Yaw. Dani Couture. A Stuart Ross Book. Mansfield Press. Toronto, Ontario. 2014.
Dani Couture is a poet in full and confident stride. These solid poems resonate with assiduity and authority.
after John Berryman
I am the thermometer's single glass vein.
I am the dull roar of a thousand wet parts.
I am a pan of burnt milk left out to cool.
I am an eye tooth and a quarter short.
I am keeping all the aisles and exits clear.
I am a plastic stretcher on a December beach.
I am thanking you on behalf of everyone here.
I am the neighbour's borrowed knife.
I am twin golden retrievers keeping pace.
I am a street in your honour renamed.
I am both the unanswered phone and the caller untethered.
I am the turned back to the Hail Mary pass
in the last seconds of the final quarter.
These are poems you are going to want to read again, these are poems you are going to force on people who don't read poems.
Couture has a fine ear for the nuance moment and a sharp enough tongue for the hard of hearing.
Like an anchored ship,
something keeps me
tethered to the very
beginning of the record.
It asks not for a change
in direction or stop—
to meet it. Fanged
iron holding on.
It is not enough
for you to be dead.
Can't take it with you.
But still you try.
You live on
a gentle voice
on night highway
that whispers, sleep.
Except you forget,
the year I cried
lengths of rope
like so many rings.
how not to.
What to twist,
what collar pulled
or slack pushed.
On first go, I read this collection like a hot knife going through butter. Like a drunk cramming junk food at 3 a.m. The second read was dinner at a fine Montreal bistro. The truth is, this slim volume, Couture's fourth, is a feast.
The sky was not blue. It was the colour of a jay,

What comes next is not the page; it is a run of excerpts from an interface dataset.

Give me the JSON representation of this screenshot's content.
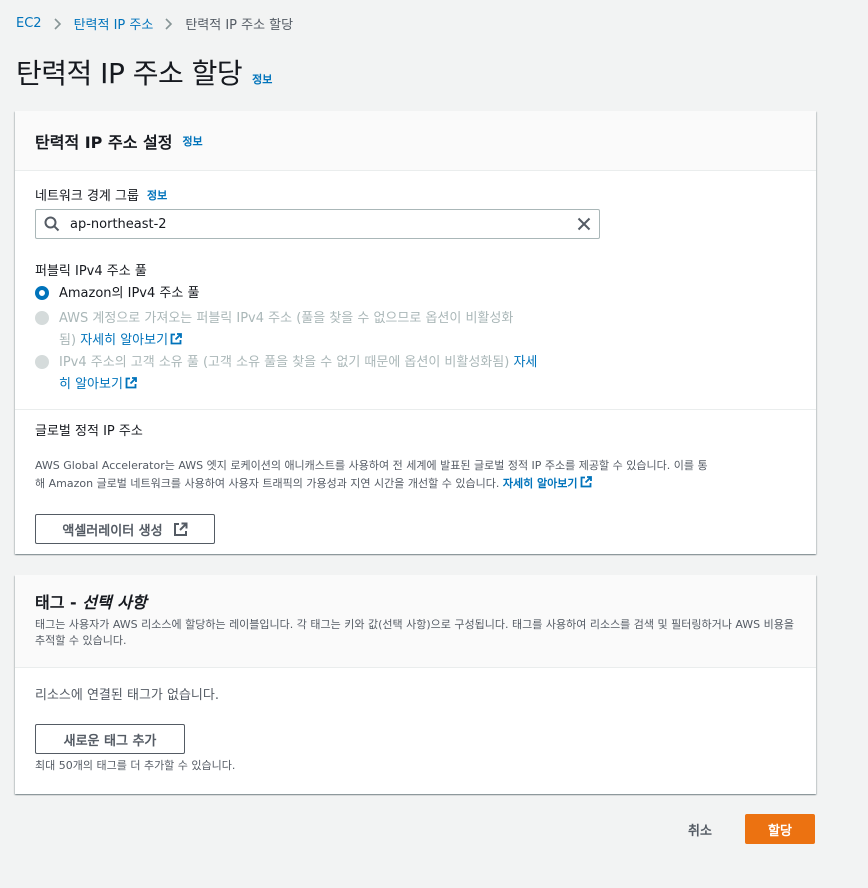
{
  "breadcrumb": {
    "items": [
      "EC2",
      "탄력적 IP 주소",
      "탄력적 IP 주소 할당"
    ]
  },
  "page": {
    "title": "탄력적 IP 주소 할당",
    "info": "정보"
  },
  "settings": {
    "title": "탄력적 IP 주소 설정",
    "info": "정보",
    "network_group_label": "네트워크 경계 그룹",
    "network_group_info": "정보",
    "network_group_value": "ap-northeast-2",
    "pool_label": "퍼블릭 IPv4 주소 풀",
    "options": [
      {
        "label": "Amazon의 IPv4 주소 풀",
        "selected": true,
        "disabled": false
      },
      {
        "label": "AWS 계정으로 가져오는 퍼블릭 IPv4 주소 (풀을 찾을 수 없으므로 옵션이 비활성화",
        "label_line2": "됨)",
        "link": "자세히 알아보기",
        "selected": false,
        "disabled": true
      },
      {
        "label": "IPv4 주소의 고객 소유 풀 (고객 소유 풀을 찾을 수 없기 때문에 옵션이 비활성화됨)",
        "link_part1": "자세",
        "link_part2": "히 알아보기",
        "selected": false,
        "disabled": true
      }
    ],
    "global_label": "글로벌 정적 IP 주소",
    "global_desc_line1": "AWS Global Accelerator는 AWS 엣지 로케이션의 애니캐스트를 사용하여 전 세계에 발표된 글로벌 정적 IP 주소를 제공할 수 있습니다. 이를 통",
    "global_desc_line2": "해 Amazon 글로벌 네트워크를 사용하여 사용자 트래픽의 가용성과 지연 시간을 개선할 수 있습니다.",
    "global_desc_link": "자세히 알아보기",
    "accelerator_button": "액셀러레이터 생성"
  },
  "tags": {
    "title_main": "태그 - ",
    "title_italic": "선택 사항",
    "desc": "태그는 사용자가 AWS 리소스에 할당하는 레이블입니다. 각 태그는 키와 값(선택 사항)으로 구성됩니다. 태그를 사용하여 리소스를 검색 및 필터링하거나 AWS 비용을 추적할 수 있습니다.",
    "empty_text": "리소스에 연결된 태그가 없습니다.",
    "add_button": "새로운 태그 추가",
    "limit_text": "최대 50개의 태그를 더 추가할 수 있습니다."
  },
  "footer": {
    "cancel": "취소",
    "submit": "할당"
  },
  "colors": {
    "link": "#0073bb",
    "primary": "#ec7211",
    "background": "#f2f3f3"
  }
}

days dead and frozen to suburb sidewalk.
The man was not holding a telescope, but an umbrella,
its skin peeled back—a cool, silver skeleton.
The word she said was not no, rather a repeated list
of fowl: Little Auk, Rock Ptarmigan, Red Knot.
the hoofprint was not shaped an imperfect moon,
but the inward eye of Large Hadron Collider, the Higgs boson stare.
The neighbour's complaint was never the overhanging tree,
but the hidden sharp end of a hem-worn story.
The problem was not the knitting needles,
but a hillside galaxy of failing aspen.
The feral cat with freshly sewn belly was never yours,
pieces of her dark matter birthed under every porch.
The hum was not centred on some fenced island,
but the communal vibration of our silence.
We regret the errors.
Yaw is a Stuart Ross Book, this imprint offered by Mansfield Press continues to pump out some of the most interesting poetry in the land. Good on them.
ABOUT THE AUTHOR
Dani Couture is the author of Sweet, which was shortlisted for the Trillium Book Award for Poetry and won the Relit Award for Poetry. In 2011, she received an Honour of Distinction from the Writers' Trust of Canada's Dayne Ogilvie Prize. Her other books include Good Meat and Algoma. Dani is the literary editor at This Magazine. She lives in Toronto.
"Couture is a sensitive and talented writer and her portraits are fine and clear."
—Michel Basilieres, National Post
"Sweet has a complexity that extends far beyond the notes detectable by our mammalian taste buds."
—Stevie Howell, Arc Poetry Journal
"It is easy to borrow Couture's own words to describe hers: honed, pared, exactly cut. Her sensory, often simple, language is kept tidy with meticulous line breaks and punctuation. It's rich with suggestion and sound play..."
—Janet Henderson, Books in Canada
"[Couture has] an ear for the social ecology of humans as tuned as the one for flight patterns of birds or the eating habits of a grizzly bear. Sweet is an excellent read: short, sweet, and constantly challenging."
—Jacob McArthur Mooney, Torontoist
Dani Couture, Black Coffee Poet, Union Station